In full and without alteration, output each record given here.
========================
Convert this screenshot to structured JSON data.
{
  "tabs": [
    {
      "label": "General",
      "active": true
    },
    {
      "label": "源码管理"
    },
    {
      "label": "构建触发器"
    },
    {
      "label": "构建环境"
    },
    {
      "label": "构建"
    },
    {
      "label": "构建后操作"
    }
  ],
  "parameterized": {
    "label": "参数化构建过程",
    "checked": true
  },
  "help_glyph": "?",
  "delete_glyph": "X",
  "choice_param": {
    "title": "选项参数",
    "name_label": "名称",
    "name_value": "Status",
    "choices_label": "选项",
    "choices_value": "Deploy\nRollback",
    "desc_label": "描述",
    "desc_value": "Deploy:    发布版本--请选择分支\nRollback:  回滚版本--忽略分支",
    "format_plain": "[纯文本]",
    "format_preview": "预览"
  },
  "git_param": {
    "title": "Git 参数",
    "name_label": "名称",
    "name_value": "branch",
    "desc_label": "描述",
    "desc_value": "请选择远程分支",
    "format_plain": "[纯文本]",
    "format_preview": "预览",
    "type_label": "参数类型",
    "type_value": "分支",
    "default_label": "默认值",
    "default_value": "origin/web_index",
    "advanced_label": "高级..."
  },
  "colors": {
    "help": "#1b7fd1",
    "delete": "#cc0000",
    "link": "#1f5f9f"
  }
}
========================
**Answer box**
Convert this screenshot to structured JSON data.
{
  "tabs": [
    {
      "label": "General",
      "active": true
    },
    {
      "label": "源码管理"
    },
    {
      "label": "构建触发器"
    },
    {
      "label": "构建环境"
    },
    {
      "label": "构建"
    },
    {
      "label": "构建后操作"
    }
  ],
  "parameterized": {
    "label": "参数化构建过程",
    "checked": true
  },
  "help_glyph": "?",
  "delete_glyph": "X",
  "choice_param": {
    "title": "选项参数",
    "name_label": "名称",
    "name_value": "Status",
    "choices_label": "选项",
    "choices_value": "Deploy\nRollback",
    "desc_label": "描述",
    "desc_value": "Deploy:    发布版本--请选择分支\nRollback:  回滚版本--忽略分支",
    "format_plain": "[纯文本]",
    "format_preview": "预览"
  },
  "git_param": {
    "title": "Git 参数",
    "name_label": "名称",
    "name_value": "branch",
    "desc_label": "描述",
    "desc_value": "请选择远程分支",
    "format_plain": "[纯文本]",
    "format_preview": "预览",
    "type_label": "参数类型",
    "type_value": "分支",
    "default_label": "默认值",
    "default_value": "origin/web_index",
    "advanced_label": "高级..."
  },
  "colors": {
    "help": "#1b7fd1",
    "delete": "#cc0000",
    "link": "#1f5f9f"
  }
}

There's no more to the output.